In a case recently appealed in the State of New York—Nonhuman Rights Project v. Breheny—a group of advocates led by Steven Wise has again challenged the confinement of an Asian elephant living at the Bronx Zoo. The case, which is being noted internationally and has received moral support from Harvard law professor Laurence Tribe, is a habeas corpus petition—a claim that a person is wrongfully detained. Should the tactic get the elephant moved from a zoo to a sanctuary, it would be, Wise says, a win for animal personhood.
Which is kind of an odd thing to say about a legal action to truck an elephant from one human keeper to another.
The Nonhuman Rights Project says the zoo’s pen is too small. I’m not brushing off the concern. A sanctuary is (or should be) better than a zoo. But if that’s the point, we’re talking about animal husbandry standards. Is that nonhuman personhood, or just a case of meet-the-new-boss? Focusing on a being in permanent captivity cannot help but make a problematic case for personhood.
Steven Wise compares cases for elephants and chimpanzees with actions to obtain recognition of non-whites as persons. Last month, Wise wrote an address noting that the Bronx Zoo had kept “Ota Benga, an African pygmy man” (a member of the Mbuti people taken from Colonial Congo) on display in 1906.
Human liberation movements and animal liberation are not the same. A case for legal personhood will inevitably draw from human-rights advocacy; and certainly there is continuity in the history of emancipation movements. Still, animal advocacy really is different.
When human slavery is legally abolished, those held in bondage and their descendants strive for civil rights. The end of their enslavement means, at least in theory, that a class of individuals can begin anew the struggle to reach their full potential within the culture of humanity.
Nonhuman beings need a different paradigm. Their own habitats and their own social networks make them who they are, who they evolved to be. We need an animal liberation movement that champions untamed animals’ interests in thriving independently of human supervision—while they can still live free lives.
The Way to Respect
As a law student, I wrote in support of expanding personhood to other-than-human animals. In my opinion, nonhuman personhood can exist in our legal framework. But over the years I have come to understand the advocacy quest from another perspective.
The more I learn about extinctions, and the delicate connections within biological communities, the more I believe nonhuman personhood fails animals. It’s making a claim to speak for them—rather than simply unhanding them.
I think nonhuman personhood ought to be folded into a movement to defend living beings in their original habitats, where they should live as they will. This would benefit entire biological communities that need us to stop breeding cattle, stop logging ancient forests, stop expanding roads and resorts, stop extracting everything we can get our drills into. The way to respect other animal life is to defend Earth’s remaining safe havens, and convert ranches, plantations, and other disturbed areas back to wildlands. For untamed animals living in freedom, our insistence that they keep what they have must be unequivocal and unrelenting.

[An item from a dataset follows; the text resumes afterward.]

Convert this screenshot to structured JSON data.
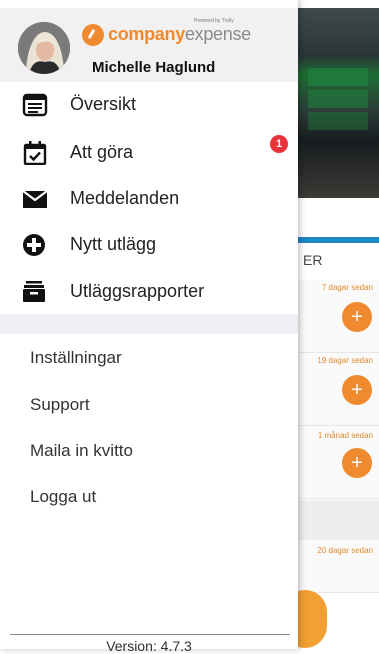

Insofar as nonhuman personhood seeks both to stop captivity and protect habitat, then, it could help. But is that what this case is about?
Smarter Than the Average Elephant
Happy, the misnamed elephant, was born in 1971, then captured and dragged as a yearling to the United States, ultimately to wind up at the Wildlife Conservation Society’s Bronx Zoo in 1977.
Happy has passed a self-recognition test using a mirror. People who have a lot of faith in mirrors deem this test proof of unusual intelligence. But if anyone needs a break from being trained, assessed, and gawked at, it’s an elephant.
Nonhuman beings owe us no proof of anything. When we expect them to behave like us to qualify for legal rights, we display our own limitations. Rather than respecting a web of life we’ll never fully understand, we’re appealing to a love of hierarchy.
Granting relocation to an especially skilled elephant would not disrupt “the entire human-animal legal regime,” the litigants say. It’s high time that regime was disrupted. Which is why I’d like this case a lot better if it were about keeping an elephant free from capture in the first place. The zoo is, reportedly, already working on that. In 2006, the Wildlife Conservation Society announced it had stopped collecting elephants.
Humans are decimating the Earth’s untamed elephant population through deforestation, sprawl, hunting, and pharmaceutical control. Elephants have been found poisoned near Indonesian palm plantations. In Thailand, the place from which Happy was reportedly dragged away, elephants are captured, confined and trained to carry tourists or haul logs. And now, Earth’s dwindling community of naturally evolving animals is forced to cope with a human-driven climate crisis.
There’s a massive legal need here. And it has nothing to do with pinning rights to animals’ intelligence, or changing the circumstances of their confinement.
Nonhuman beings do not construct rights; we do. For them, our idea of personhood could be just another cage.
Citation: Nonhuman Rights Project, Inc. v. Breheny, 189 A.D.3d 583 (Dec. 17, 2020).